(Work instructions): Starting with the first line, output the data exactly through to the end.

App and web page records
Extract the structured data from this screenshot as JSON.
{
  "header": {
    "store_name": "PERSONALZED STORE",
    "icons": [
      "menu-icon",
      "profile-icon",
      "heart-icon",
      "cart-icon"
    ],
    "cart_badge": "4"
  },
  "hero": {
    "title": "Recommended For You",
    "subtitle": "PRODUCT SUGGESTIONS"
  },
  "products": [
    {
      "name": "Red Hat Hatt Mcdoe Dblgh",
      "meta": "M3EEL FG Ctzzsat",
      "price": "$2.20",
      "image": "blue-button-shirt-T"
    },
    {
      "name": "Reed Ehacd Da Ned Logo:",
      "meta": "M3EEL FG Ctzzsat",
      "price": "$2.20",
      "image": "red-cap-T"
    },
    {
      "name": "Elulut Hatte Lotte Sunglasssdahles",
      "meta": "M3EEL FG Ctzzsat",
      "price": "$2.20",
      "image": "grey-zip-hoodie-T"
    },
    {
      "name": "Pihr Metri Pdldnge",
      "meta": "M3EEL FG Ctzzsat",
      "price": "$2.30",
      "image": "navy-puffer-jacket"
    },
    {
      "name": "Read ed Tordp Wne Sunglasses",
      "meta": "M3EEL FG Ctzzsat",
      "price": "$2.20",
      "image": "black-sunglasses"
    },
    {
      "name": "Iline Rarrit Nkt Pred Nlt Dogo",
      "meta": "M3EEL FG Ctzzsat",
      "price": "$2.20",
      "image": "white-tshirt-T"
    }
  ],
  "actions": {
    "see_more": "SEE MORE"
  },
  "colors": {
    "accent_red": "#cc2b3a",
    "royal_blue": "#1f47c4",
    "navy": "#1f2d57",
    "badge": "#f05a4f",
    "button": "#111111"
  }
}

(Response area):
Extract the structured data from this screenshot as JSON.
{
  "header": {
    "store_name": "PERSONALZED STORE",
    "icons": [
      "menu-icon",
      "profile-icon",
      "heart-icon",
      "cart-icon"
    ],
    "cart_badge": "4"
  },
  "hero": {
    "title": "Recommended For You",
    "subtitle": "PRODUCT SUGGESTIONS"
  },
  "products": [
    {
      "name": "Red Hat Hatt Mcdoe Dblgh",
      "meta": "M3EEL FG Ctzzsat",
      "price": "$2.20",
      "image": "blue-button-shirt-T"
    },
    {
      "name": "Reed Ehacd Da Ned Logo:",
      "meta": "M3EEL FG Ctzzsat",
      "price": "$2.20",
      "image": "red-cap-T"
    },
    {
      "name": "Elulut Hatte Lotte Sunglasssdahles",
      "meta": "M3EEL FG Ctzzsat",
      "price": "$2.20",
      "image": "grey-zip-hoodie-T"
    },
    {
      "name": "Pihr Metri Pdldnge",
      "meta": "M3EEL FG Ctzzsat",
      "price": "$2.30",
      "image": "navy-puffer-jacket"
    },
    {
      "name": "Read ed Tordp Wne Sunglasses",
      "meta": "M3EEL FG Ctzzsat",
      "price": "$2.20",
      "image": "black-sunglasses"
    },
    {
      "name": "Iline Rarrit Nkt Pred Nlt Dogo",
      "meta": "M3EEL FG Ctzzsat",
      "price": "$2.20",
      "image": "white-tshirt-T"
    }
  ],
  "actions": {
    "see_more": "SEE MORE"
  },
  "colors": {
    "accent_red": "#cc2b3a",
    "royal_blue": "#1f47c4",
    "navy": "#1f2d57",
    "badge": "#f05a4f",
    "button": "#111111"
  }
}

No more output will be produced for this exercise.